Monday, 23 April 2012

Why we have made certain decisions

Those reading this blog will more than likely identify with the notion that regardless of how well you think you have anticipated risk or how well you think that you may have put together a project plan, things will not always run the way you had thought. This however is not necessarily a bad thing; it can help to shape the way that you make certain decisions. What may not have been a priority at first can quickly become so and it will probably not be to the detriment of your project. In fact, it can help push it forward a little.

This is something that we have learned with our project (and there will be a follow up post to discuss this further). In this blog post, I'd like to focus on why we have structured our Alumni Profile form in the way that we have.

A quick bit of background; We are in the process of going out to our alumni to ask them to complete our profile form. Alumni are asked a range of questions relating to;

  • The city of Glasgow
  • Their course
  • University life
  • Career experiences/path after Glasgow

Submitted profiles will form part of our Ask our Alumni service, where students can search a bank of profiles based on search criteria of;
  • Profession
  • Industry
  • Country
We are encouraging all of our alumni to become eMentors, so that by providing their LinkedIn url, students are able to contact them to ask for informal careers advice.

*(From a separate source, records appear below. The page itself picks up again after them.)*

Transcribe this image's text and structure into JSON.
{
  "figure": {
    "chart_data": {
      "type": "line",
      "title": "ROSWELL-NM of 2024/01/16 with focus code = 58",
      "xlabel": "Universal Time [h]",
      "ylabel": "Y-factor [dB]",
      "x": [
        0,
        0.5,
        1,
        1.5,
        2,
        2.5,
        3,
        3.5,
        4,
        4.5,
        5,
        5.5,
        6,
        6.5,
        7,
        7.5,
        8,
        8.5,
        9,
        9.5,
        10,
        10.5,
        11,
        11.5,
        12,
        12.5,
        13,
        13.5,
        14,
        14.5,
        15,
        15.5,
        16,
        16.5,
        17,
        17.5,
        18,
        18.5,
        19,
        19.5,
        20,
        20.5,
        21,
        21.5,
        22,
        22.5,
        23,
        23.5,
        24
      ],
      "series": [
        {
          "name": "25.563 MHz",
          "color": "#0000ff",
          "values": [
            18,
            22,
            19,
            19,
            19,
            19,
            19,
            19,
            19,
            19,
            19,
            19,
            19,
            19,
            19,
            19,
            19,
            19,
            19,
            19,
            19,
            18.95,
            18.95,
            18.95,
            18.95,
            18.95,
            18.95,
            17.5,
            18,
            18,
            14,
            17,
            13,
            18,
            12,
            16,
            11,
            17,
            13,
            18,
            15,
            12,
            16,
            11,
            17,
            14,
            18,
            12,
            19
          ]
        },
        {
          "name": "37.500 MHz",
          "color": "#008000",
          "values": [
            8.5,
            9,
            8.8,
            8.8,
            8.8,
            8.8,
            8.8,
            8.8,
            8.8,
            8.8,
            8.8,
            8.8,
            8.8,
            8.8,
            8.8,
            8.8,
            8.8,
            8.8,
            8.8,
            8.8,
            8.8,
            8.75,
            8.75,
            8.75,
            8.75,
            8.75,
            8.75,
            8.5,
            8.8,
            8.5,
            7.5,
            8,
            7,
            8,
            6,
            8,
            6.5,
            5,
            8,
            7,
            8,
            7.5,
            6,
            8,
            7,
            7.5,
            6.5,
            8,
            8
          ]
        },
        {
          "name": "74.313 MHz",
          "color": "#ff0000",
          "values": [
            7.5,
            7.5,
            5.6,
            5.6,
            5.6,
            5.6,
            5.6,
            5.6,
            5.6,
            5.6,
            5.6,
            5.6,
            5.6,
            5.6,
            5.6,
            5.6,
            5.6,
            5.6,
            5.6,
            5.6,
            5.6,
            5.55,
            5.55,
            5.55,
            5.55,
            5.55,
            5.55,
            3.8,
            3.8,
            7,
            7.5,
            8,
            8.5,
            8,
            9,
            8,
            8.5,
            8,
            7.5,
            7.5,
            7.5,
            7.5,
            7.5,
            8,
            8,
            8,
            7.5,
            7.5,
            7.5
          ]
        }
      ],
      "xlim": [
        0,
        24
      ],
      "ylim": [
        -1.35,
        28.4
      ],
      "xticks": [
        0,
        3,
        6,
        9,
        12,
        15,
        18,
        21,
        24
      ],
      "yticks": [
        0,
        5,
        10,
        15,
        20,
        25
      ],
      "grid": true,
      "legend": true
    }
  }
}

As you can see from the profile form, we decided as a project team to ask a lot of questions. We did so because we hope to use the information provided not only for the benefit of students, but also to use in university publications and promotional materials both printed and online. It's hoped that the positive messages and experiences of our alumni can assist the university in its domestic and international recruitment efforts. Alumni do not have to answer all of the questions but they are encouraged to do so.

We have deliberately structured the questions to map the journey from undergraduate, to graduation and then life beyond that to ensure that students, regardless of what year group they belong to can take away the information and guidance that is relevant or important to them at that time. What a student determines to be useful infomation when studying in year two can be very much different to a final year student.

As mentioned previously, we are in the process of identifying both domestic and international alumni to complete our profile form to build up a bank of profiles. We will pilot our student mini-site and search functionality with a small group of students and also follow the progress that they make contacting alumni for informal careers advice before full launch of the service.

Thanks for reading and if you have any questions, please do comment!



  1. To me this seems really promising.

    How will you analyse the results that come in, especially those open text boxes?

  2. Hi Peter,

    Thanks for replying!

    It will be quite straightforward to measure the results of this, particularly with the pilot group. We are able to meaure click through rates and conversion rates through NetCommunity. Once the profile is submitted, it is slightly clunky on our side in exporting the information into Raiser's Edge (this is a good example of utilising the systems that we have in place at the moment, rather than building something specific and also making the experience better for the user, rather than designing it to make our working processes easier), however, once that information is in there, it's easily exported and reportable.

    For example, yesterday we sent out 67 follow-up responses to alumni who attended recent events in Asia.

    33 opened the email
    12 clicked through to the profile form
    4 alumni started to fill out the form
    3 alumni completed it
    2 alumni provided a LinkedIn url and have become e-Mentors

    That gives a overall fulfilment rate of about 12%.

    The free text boxes will obviously be more difficult and subjective. There are obviously no 'correct' answers that an alumni can submit, but we obviously have in mind what we might consider a good profile response.

    We can however measure what questions are proving more successful in terms of generating responses than others and then look to measure this against feedback from students (asking them which sections they found the most useful information in).